  • Chicken cacciatore and noodles
  • Seafood casserole
  • Spaghetti alle vangale
  • Lasagne
  • Shrimp newburg
  • Oyster fiorentina
  • Minestrone soup
  • Pear parfait

There was no copyright information in the recipe book, so I consider this to be in the public domain. It was likely used as a promotional item many years ago. Click on each photo for a larger version. (Editor’s note: For a PDF version of the book, click here.)

Cy's Seafood Restaurant Old Favorite Recipes cover
Cy’s Seafood Restaurant Old Favorite Recipes cover
Cy's Seafood Restaurant Old Favorite Recipes - Page 1
Cy’s Seafood Restaurant Old Favorite Recipes – Page 1
Cy's Seafood Restaurant Old Favorite Recipes - Page 2
Cy’s Seafood Restaurant Old Favorite Recipes – Page 2
Cy's Seafood Restaurant Old Favorite Recipes - Page 3
Cy’s Seafood Restaurant Old Favorite Recipes – Page 3
Cy's Seafood Restaurant Old Favorite Recipes - Page 4
Cy’s Seafood Restaurant Old Favorite Recipes – Page 4
Cy's Seafood Restaurant Old Favorite Recipes - Page 5
Cy’s Seafood Restaurant Old Favorite Recipes – Page 5
Cy's Seafood Restaurant Old Favorite Recipes - Page 6
Cy’s Seafood Restaurant Old Favorite Recipes – Page 6
Cy's Seafood Restaurant Old Favorite Recipes - Page 7
Cy’s Seafood Restaurant Old Favorite Recipes – Page 7
Cy's Seafood Restaurant Old Favorite Recipes - Page 8
Cy’s Seafood Restaurant Old Favorite Recipes – Page 8

Poutine râpée in the Greater Moncton area and in social media – Updated Aug. 23, 2021

My paternal grandmother Léonie Cormier making poutines râpées in the 1950s at her home on Wesley Street in Moncton.

Are you looking for poutine râpée in Greater Moncton? Look no further! Here are a few places you may want to check out:

  • If you’re in the Cocagne area, you can buy directly from Caissie Poutine Râpée.
  • The Dieppe Co-Op sells poutines and râpé from Chez Mémére on Fridays. Go early! They often run out. (There are sometimes cold leftovers sold on Saturday.)
  • Poutines are often available at the Dieppe Market on Saturday mornings.
  • Chez Mémére is located at 241 Lewisville Road in Moncton and is open Wednesday-Sunday from 11 a.m. to 6:30 p.m. (or until they’re out of poutines). Tel. 506-384-4343 The restaurant sells poutine râpée, râpé, fricot and pets de soeurs.
  • Menu Acadien at 55 Ohio Road in Shediac serves most traditional Acadian foods, including poutine râpée, râpé, desserts, etc. Tel: 506-532-6366
  • Saint-Antoine Poutine Râpée is located at 70 Irving Blvd. in Bouctouche. (The Saint-Antoine location is no longer open.

Some poutine-specific restaurants seem to be closed on Mondays and Tuesdays, so it’s best to call first.

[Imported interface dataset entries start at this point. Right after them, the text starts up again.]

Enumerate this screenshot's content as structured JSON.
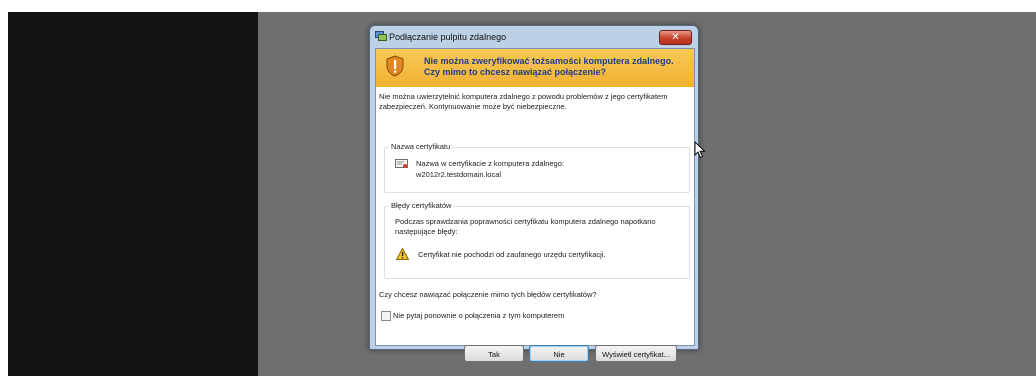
{
  "dialog": {
    "title": "Podłączanie pulpitu zdalnego",
    "close_label": "✕",
    "banner": {
      "line1": "Nie można zweryfikować tożsamości komputera zdalnego.",
      "line2": "Czy mimo to chcesz nawiązać połączenie?"
    },
    "description": "Nie można uwierzytelnić komputera zdalnego z powodu problemów z jego certyfikatem zabezpieczeń. Kontynuowanie może być niebezpieczne.",
    "certificate_name": {
      "legend": "Nazwa certyfikatu",
      "label": "Nazwa w certyfikacie z komputera zdalnego:",
      "value": "w2012r2.testdomain.local"
    },
    "certificate_errors": {
      "legend": "Błędy certyfikatów",
      "description": "Podczas sprawdzania poprawności certyfikatu komputera zdalnego napotkano następujące błędy:",
      "item": "Certyfikat nie pochodzi od zaufanego urzędu certyfikacji."
    },
    "question": "Czy chcesz nawiązać połączenie mimo tych błędów certyfikatów?",
    "checkbox_label": "Nie pytaj ponownie o połączenia z tym komputerem",
    "checkbox_checked": false,
    "buttons": {
      "yes": "Tak",
      "no": "Nie",
      "view": "Wyświetl certyfikat..."
    }
  },
  "icons": {
    "title": "remote-desktop-icon",
    "banner": "security-shield-icon",
    "certificate": "certificate-icon",
    "warning": "warning-triangle-icon",
    "cursor": "mouse-cursor-icon"
  },
  "colors": {
    "banner": "#f0b133",
    "banner_text": "#1e3a8a",
    "close_button": "#c6402b",
    "left_pane": "#121212",
    "right_pane": "#6f6f6f"
  }
}
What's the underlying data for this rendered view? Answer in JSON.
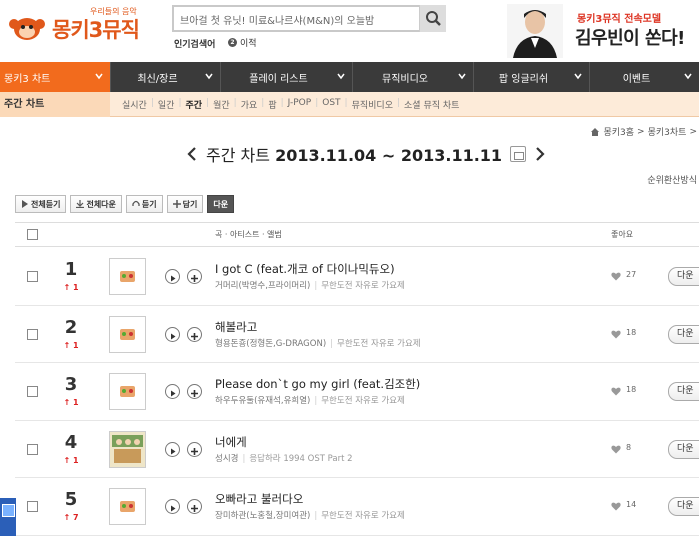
{
  "header": {
    "logo_sub": "우리들의 음악",
    "logo_main": "몽키3뮤직",
    "search_placeholder": "브아걸 첫 유닛! 미료&나르샤(M&N)의 오늘밤",
    "hot_label": "인기검색어",
    "hot_value": "이적",
    "promo_line1": "몽키3뮤직 전속모델",
    "promo_line2": "김우빈이 쏜다!"
  },
  "nav": {
    "items": [
      {
        "label": "몽키3 차트",
        "active": true
      },
      {
        "label": "최신/장르",
        "active": false
      },
      {
        "label": "플레이 리스트",
        "active": false
      },
      {
        "label": "뮤직비디오",
        "active": false
      },
      {
        "label": "팝 잉글리쉬",
        "active": false
      },
      {
        "label": "이벤트",
        "active": false
      }
    ]
  },
  "subnav": {
    "title": "주간 차트",
    "items": [
      "실시간",
      "일간",
      "주간",
      "월간",
      "가요",
      "팝",
      "J-POP",
      "OST",
      "뮤직비디오",
      "소셜 뮤직 차트"
    ],
    "active_index": 2
  },
  "breadcrumb": {
    "items": [
      "몽키3홈",
      "몽키3차트"
    ]
  },
  "date_nav": {
    "label": "주간 차트",
    "range": "2013.11.04 ~ 2013.11.11"
  },
  "rank_method": "순위환산방식",
  "toolbar": {
    "play_all": "전체듣기",
    "download_all": "전체다운",
    "listen": "듣기",
    "add": "담기",
    "download": "다운"
  },
  "table": {
    "col_song": "곡 · 아티스트 · 앨범",
    "col_like": "좋아요",
    "download_label": "다운",
    "rows": [
      {
        "rank": "1",
        "change": "1",
        "title": "I got C (feat.개코 of 다이나믹듀오)",
        "artist": "거머리(박명수,프라이머리)",
        "album": "무한도전 자유로 가요제",
        "likes": "27"
      },
      {
        "rank": "2",
        "change": "1",
        "title": "해볼라고",
        "artist": "형용돈죵(정형돈,G-DRAGON)",
        "album": "무한도전 자유로 가요제",
        "likes": "18"
      },
      {
        "rank": "3",
        "change": "1",
        "title": "Please don`t go my girl (feat.김조한)",
        "artist": "하우두유둘(유재석,유희열)",
        "album": "무한도전 자유로 가요제",
        "likes": "18"
      },
      {
        "rank": "4",
        "change": "1",
        "title": "너에게",
        "artist": "성시경",
        "album": "응답하라 1994 OST Part 2",
        "likes": "8"
      },
      {
        "rank": "5",
        "change": "7",
        "title": "오빠라고 불러다오",
        "artist": "장미하관(노홍철,장미여관)",
        "album": "무한도전 자유로 가요제",
        "likes": "14"
      }
    ]
  },
  "colors": {
    "brand_orange": "#e0581b",
    "nav_active": "#f26b1d",
    "nav_bg": "#3a3a3a",
    "rank_up": "#d22"
  }
}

Also, many sell fricot, meat pies and Acadian desserts.

And finally… did you know there’s an Acadian Poutine Râpée Facebook Group with more than 10,000 members? Yup! There is! I founded the group a few years ago and there’s always lots of discussion going on with local Acadians and our cousins from New England and elsewhere in Canada and the U.S.

Did I miss any? Let me know! And… which one is your favourite? Do any of the store-made or restaurant-made poutines hold a candle to your own? Email me to let me know.

Please note: The Claude brand of canned poutine râpée, fricot, etc. haven’t been made in about 20 years and are no longer available.

(This post was updated on August 23, 2021)